## Data excerpts
- - -

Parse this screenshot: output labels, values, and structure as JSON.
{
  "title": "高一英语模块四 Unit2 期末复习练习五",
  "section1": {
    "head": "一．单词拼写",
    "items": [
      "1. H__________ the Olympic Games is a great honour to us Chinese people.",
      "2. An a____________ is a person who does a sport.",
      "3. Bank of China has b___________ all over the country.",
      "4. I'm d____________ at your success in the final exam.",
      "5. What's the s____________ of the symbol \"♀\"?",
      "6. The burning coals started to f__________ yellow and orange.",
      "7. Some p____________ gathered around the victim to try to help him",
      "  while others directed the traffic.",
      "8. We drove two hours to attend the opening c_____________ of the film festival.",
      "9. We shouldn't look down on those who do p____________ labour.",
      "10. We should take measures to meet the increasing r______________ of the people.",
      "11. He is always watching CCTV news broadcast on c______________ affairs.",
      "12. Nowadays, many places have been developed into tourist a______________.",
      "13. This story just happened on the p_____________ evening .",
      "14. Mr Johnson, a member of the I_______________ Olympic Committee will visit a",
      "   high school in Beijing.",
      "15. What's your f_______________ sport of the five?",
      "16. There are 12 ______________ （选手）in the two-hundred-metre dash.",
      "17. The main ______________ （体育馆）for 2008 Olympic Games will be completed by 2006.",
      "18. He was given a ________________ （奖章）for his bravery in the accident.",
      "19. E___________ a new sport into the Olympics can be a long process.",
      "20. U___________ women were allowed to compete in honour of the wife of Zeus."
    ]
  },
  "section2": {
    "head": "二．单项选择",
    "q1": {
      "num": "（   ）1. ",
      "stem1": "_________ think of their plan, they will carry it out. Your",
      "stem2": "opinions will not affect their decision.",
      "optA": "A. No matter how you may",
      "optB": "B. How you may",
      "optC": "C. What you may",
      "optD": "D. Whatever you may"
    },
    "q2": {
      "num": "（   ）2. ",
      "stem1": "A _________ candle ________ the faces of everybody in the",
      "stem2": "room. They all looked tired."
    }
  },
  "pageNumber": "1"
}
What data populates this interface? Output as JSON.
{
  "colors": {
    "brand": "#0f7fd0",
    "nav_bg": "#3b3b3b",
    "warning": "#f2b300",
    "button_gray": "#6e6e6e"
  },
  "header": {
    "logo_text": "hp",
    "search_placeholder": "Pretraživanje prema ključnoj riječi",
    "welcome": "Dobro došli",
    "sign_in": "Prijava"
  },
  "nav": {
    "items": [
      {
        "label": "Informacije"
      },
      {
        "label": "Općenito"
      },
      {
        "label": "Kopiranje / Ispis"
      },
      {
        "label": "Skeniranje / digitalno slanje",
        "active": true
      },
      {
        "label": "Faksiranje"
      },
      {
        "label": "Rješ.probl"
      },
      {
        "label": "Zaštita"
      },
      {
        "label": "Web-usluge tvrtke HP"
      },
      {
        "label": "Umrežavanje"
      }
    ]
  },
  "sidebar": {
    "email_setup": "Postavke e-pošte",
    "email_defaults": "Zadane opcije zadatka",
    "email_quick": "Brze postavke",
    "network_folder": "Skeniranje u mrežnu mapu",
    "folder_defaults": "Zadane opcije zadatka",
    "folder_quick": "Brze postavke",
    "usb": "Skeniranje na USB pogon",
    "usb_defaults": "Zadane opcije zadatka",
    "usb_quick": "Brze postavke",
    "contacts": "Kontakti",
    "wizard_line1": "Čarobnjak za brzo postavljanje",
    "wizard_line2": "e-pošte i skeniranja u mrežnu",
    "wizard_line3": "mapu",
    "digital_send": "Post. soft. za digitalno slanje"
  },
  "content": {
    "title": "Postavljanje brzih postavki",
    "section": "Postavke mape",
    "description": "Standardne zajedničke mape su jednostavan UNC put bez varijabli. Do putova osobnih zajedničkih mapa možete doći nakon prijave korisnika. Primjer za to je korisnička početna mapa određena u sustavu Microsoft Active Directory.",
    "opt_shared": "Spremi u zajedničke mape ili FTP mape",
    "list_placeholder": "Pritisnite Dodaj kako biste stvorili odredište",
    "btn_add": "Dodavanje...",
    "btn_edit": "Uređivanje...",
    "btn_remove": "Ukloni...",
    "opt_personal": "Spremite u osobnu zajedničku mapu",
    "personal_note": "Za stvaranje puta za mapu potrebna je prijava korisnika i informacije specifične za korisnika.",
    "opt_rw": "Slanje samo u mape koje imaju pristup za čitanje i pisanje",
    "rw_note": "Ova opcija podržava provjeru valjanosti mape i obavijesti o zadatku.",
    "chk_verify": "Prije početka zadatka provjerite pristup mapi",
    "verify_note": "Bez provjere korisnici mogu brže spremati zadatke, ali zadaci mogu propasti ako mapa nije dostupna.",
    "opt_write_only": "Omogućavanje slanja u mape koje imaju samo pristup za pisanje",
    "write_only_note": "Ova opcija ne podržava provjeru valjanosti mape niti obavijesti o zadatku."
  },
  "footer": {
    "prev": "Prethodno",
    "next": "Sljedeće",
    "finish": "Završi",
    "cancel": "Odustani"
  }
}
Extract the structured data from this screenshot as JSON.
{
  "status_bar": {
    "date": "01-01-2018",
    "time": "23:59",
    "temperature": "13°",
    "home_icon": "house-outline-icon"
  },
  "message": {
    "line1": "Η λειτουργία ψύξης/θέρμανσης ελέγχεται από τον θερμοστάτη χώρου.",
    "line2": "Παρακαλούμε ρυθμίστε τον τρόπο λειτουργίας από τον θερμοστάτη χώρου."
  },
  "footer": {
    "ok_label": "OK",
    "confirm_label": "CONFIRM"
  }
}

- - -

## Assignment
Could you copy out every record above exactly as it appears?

## Answer box
Parse this screenshot: output labels, values, and structure as JSON.
{
  "title": "高一英语模块四 Unit2 期末复习练习五",
  "section1": {
    "head": "一．单词拼写",
    "items": [
      "1. H__________ the Olympic Games is a great honour to us Chinese people.",
      "2. An a____________ is a person who does a sport.",
      "3. Bank of China has b___________ all over the country.",
      "4. I'm d____________ at your success in the final exam.",
      "5. What's the s____________ of the symbol \"♀\"?",
      "6. The burning coals started to f__________ yellow and orange.",
      "7. Some p____________ gathered around the victim to try to help him",
      "  while others directed the traffic.",
      "8. We drove two hours to attend the opening c_____________ of the film festival.",
      "9. We shouldn't look down on those who do p____________ labour.",
      "10. We should take measures to meet the increasing r______________ of the people.",
      "11. He is always watching CCTV news broadcast on c______________ affairs.",
      "12. Nowadays, many places have been developed into tourist a______________.",
      "13. This story just happened on the p_____________ evening .",
      "14. Mr Johnson, a member of the I_______________ Olympic Committee will visit a",
      "   high school in Beijing.",
      "15. What's your f_______________ sport of the five?",
      "16. There are 12 ______________ （选手）in the two-hundred-metre dash.",
      "17. The main ______________ （体育馆）for 2008 Olympic Games will be completed by 2006.",
      "18. He was given a ________________ （奖章）for his bravery in the accident.",
      "19. E___________ a new sport into the Olympics can be a long process.",
      "20. U___________ women were allowed to compete in honour of the wife of Zeus."
    ]
  },
  "section2": {
    "head": "二．单项选择",
    "q1": {
      "num": "（   ）1. ",
      "stem1": "_________ think of their plan, they will carry it out. Your",
      "stem2": "opinions will not affect their decision.",
      "optA": "A. No matter how you may",
      "optB": "B. How you may",
      "optC": "C. What you may",
      "optD": "D. Whatever you may"
    },
    "q2": {
      "num": "（   ）2. ",
      "stem1": "A _________ candle ________ the faces of everybody in the",
      "stem2": "room. They all looked tired."
    }
  },
  "pageNumber": "1"
}
What data populates this interface? Output as JSON.
{
  "colors": {
    "brand": "#0f7fd0",
    "nav_bg": "#3b3b3b",
    "warning": "#f2b300",
    "button_gray": "#6e6e6e"
  },
  "header": {
    "logo_text": "hp",
    "search_placeholder": "Pretraživanje prema ključnoj riječi",
    "welcome": "Dobro došli",
    "sign_in": "Prijava"
  },
  "nav": {
    "items": [
      {
        "label": "Informacije"
      },
      {
        "label": "Općenito"
      },
      {
        "label": "Kopiranje / Ispis"
      },
      {
        "label": "Skeniranje / digitalno slanje",
        "active": true
      },
      {
        "label": "Faksiranje"
      },
      {
        "label": "Rješ.probl"
      },
      {
        "label": "Zaštita"
      },
      {
        "label": "Web-usluge tvrtke HP"
      },
      {
        "label": "Umrežavanje"
      }
    ]
  },
  "sidebar": {
    "email_setup": "Postavke e-pošte",
    "email_defaults": "Zadane opcije zadatka",
    "email_quick": "Brze postavke",
    "network_folder": "Skeniranje u mrežnu mapu",
    "folder_defaults": "Zadane opcije zadatka",
    "folder_quick": "Brze postavke",
    "usb": "Skeniranje na USB pogon",
    "usb_defaults": "Zadane opcije zadatka",
    "usb_quick": "Brze postavke",
    "contacts": "Kontakti",
    "wizard_line1": "Čarobnjak za brzo postavljanje",
    "wizard_line2": "e-pošte i skeniranja u mrežnu",
    "wizard_line3": "mapu",
    "digital_send": "Post. soft. za digitalno slanje"
  },
  "content": {
    "title": "Postavljanje brzih postavki",
    "section": "Postavke mape",
    "description": "Standardne zajedničke mape su jednostavan UNC put bez varijabli. Do putova osobnih zajedničkih mapa možete doći nakon prijave korisnika. Primjer za to je korisnička početna mapa određena u sustavu Microsoft Active Directory.",
    "opt_shared": "Spremi u zajedničke mape ili FTP mape",
    "list_placeholder": "Pritisnite Dodaj kako biste stvorili odredište",
    "btn_add": "Dodavanje...",
    "btn_edit": "Uređivanje...",
    "btn_remove": "Ukloni...",
    "opt_personal": "Spremite u osobnu zajedničku mapu",
    "personal_note": "Za stvaranje puta za mapu potrebna je prijava korisnika i informacije specifične za korisnika.",
    "opt_rw": "Slanje samo u mape koje imaju pristup za čitanje i pisanje",
    "rw_note": "Ova opcija podržava provjeru valjanosti mape i obavijesti o zadatku.",
    "chk_verify": "Prije početka zadatka provjerite pristup mapi",
    "verify_note": "Bez provjere korisnici mogu brže spremati zadatke, ali zadaci mogu propasti ako mapa nije dostupna.",
    "opt_write_only": "Omogućavanje slanja u mape koje imaju samo pristup za pisanje",
    "write_only_note": "Ova opcija ne podržava provjeru valjanosti mape niti obavijesti o zadatku."
  },
  "footer": {
    "prev": "Prethodno",
    "next": "Sljedeće",
    "finish": "Završi",
    "cancel": "Odustani"
  }
}
Extract the structured data from this screenshot as JSON.
{
  "status_bar": {
    "date": "01-01-2018",
    "time": "23:59",
    "temperature": "13°",
    "home_icon": "house-outline-icon"
  },
  "message": {
    "line1": "Η λειτουργία ψύξης/θέρμανσης ελέγχεται από τον θερμοστάτη χώρου.",
    "line2": "Παρακαλούμε ρυθμίστε τον τρόπο λειτουργίας από τον θερμοστάτη χώρου."
  },
  "footer": {
    "ok_label": "OK",
    "confirm_label": "CONFIRM"
  }
}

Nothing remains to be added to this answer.